South 14th Street

From Pittsburgh Streets
South 14th Street
Neighborhood South Side Flats
Origin of name Sequential numbering up the Monongahela River
Franklin Street (early 1800s)
Portion Northern half
Wilkins Street (until 1869)
Portion Northern half
Liberty Street (until 1869)
Portion Southern half
14th Street (1869–1881)
Origin of name Sequential numbering up the Monongahela River

South 14th Street was originally two streets that were not exactly in line with each other and only barely connected. The northern part appears in William Darby's 1815 map as Franklin Street;[1] by 1852 it had been changed to Wilkins Street.[2][3][4] The southern part was called Liberty Street.[5][6][2][3][7][4] The two streets met about halfway between Carson Street and Washington Street (today Sarah Street),[5][6][2][3][4] and today there is still a slight jog in the street at that spot.

In 1869, an ordinance of the Birmingham borough council numbered all of the north–south streets; Wilkins Street (and implicitly Liberty Street too) became 14th Street.[8] The "South" prefix was added by a Pittsburgh city ordinance in 1881;[9] see South First Street for more details.

See also

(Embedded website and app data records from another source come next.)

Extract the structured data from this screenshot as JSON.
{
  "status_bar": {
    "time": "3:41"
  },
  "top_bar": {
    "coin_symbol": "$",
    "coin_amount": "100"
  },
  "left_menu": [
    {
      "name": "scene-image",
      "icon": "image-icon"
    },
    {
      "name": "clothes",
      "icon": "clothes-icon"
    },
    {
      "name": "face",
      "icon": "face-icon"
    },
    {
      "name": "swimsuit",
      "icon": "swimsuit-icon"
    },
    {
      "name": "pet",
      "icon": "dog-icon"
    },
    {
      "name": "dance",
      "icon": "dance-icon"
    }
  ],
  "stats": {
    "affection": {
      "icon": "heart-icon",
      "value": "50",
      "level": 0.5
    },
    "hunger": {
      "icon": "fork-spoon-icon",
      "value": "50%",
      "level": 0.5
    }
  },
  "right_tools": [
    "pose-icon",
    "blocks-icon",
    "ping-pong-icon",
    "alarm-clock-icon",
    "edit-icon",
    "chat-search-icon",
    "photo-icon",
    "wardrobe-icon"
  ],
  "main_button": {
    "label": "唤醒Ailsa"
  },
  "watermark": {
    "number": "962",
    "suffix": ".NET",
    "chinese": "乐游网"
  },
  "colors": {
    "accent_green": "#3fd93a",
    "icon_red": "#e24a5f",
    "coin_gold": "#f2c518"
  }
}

  1. Wm. Darby. Plan of Pittsburg and Adjacent Country. R. Patterson and W. Darby, Philadelphia, 1815. Historic Pittsburgh DARMAP0197, DARMAP0198. Reproduced in John W. Reps, The Making of Urban America: A history of city planning in the United States, p. 207, Princeton University Press, Princeton, N. J., 1965 (LCCN 63023414); and in Bruce J. Buvinger, The Origin, Development and Persistence of Street Patterns in Pittsburgh, Pennsylvania, p. 24. Also reproduced as "Plan von Pittsburg und Umgebungen" in Bernhard, Duke of Saxe-Weimar-Eisenach (Heinrich Luden, ed.), Reise Sr. Hoheit des Herzogs Bernhard zu Sachsen-Weimar-Eisenach durch Nord-Amerika in den Jahren 1825 und 1826, vol. II, following p. 200, Wilhelm Hoffmann, Weimar, 1828 (Internet Archive reisesrhoheitdes00bern, reisesrhoheitdes00inbern). [view source]darby
  2. 2.0 2.1 2.2 R. E. McGowin. Map of the Cities of Pittsburgh and Allegheny and of the Boroughs of South-Pittsburgh, Birmingham, East-Birmingham, Lawrenceville, Duquesne & Manchester etc. Schuchman & Haunlein, Pittsburgh, 1852. [view source]mcgowin-1852
  3. 3.0 3.1 3.2 S. N. & F. W. Beers. Map of Allegheny Co., Pennsylvania. Smith, Gallup & Hewitt, Philadelphia, 1862. LCCN 2012592151; 1862 layer at Pittsburgh Historic Maps ( [view source]beers
  4. 4.0 4.1 4.2 Atlas of the Cities Pittsburgh and Allegheny, plate 23. G. M. Hopkins & Co., Philadelphia, 1882.; 1882 layer at Pittsburgh Historic Maps ( [view source]hopkins-1882
  5. 5.0 5.1 Jean Barbeau and Lewis Keyon. Map of Pittsburgh and Its Environs. N. B. Molineux, Pittsburgh, 1830. Historic Pittsburgh DARMAP0576; [view source]barbeau
  6. 6.0 6.1 Lewis Keyon. Map of Pittsburgh and Its Environs. Johnston & Stockton, Pittsburgh, 1835. Historic Pittsburgh DARMAP0577; 1835 layer at Pittsburgh Historic Maps ( [view source]keyon
  7. Atlas of the Cities of Pittsburgh, Allegheny, and the Adjoining Boroughs, p. 104. G. M. Hopkins & Co., Philadelphia, 1872.; 1872 layer at Pittsburgh Historic Maps ( [view source]hopkins-1872
  8. "Birmingham Council." Daily Post (Pittsburgh), Mar. 3, 1869, [p. 1]. 86522458. [view source]birmingham-council
  9. "An ordinance establishing the names of avenues, streets, lanes and alleys of the City of Pittsburgh." Pittsburgh city ordinance, 1881, no. 33. Passed Feb. 28, 1881; approved Mar. 4, 1881. Ordinance Book 5, p. 212. In Municipal Record: Minutes of the proceedings of the Select and Common Councils of the City of Pittsburgh, for the year 1880, pp. 213–234, Herald Printing Co., Pittsburgh, 1881 (Internet Archive pghmunicipalrecord1880). [view source]ordinance-1881-33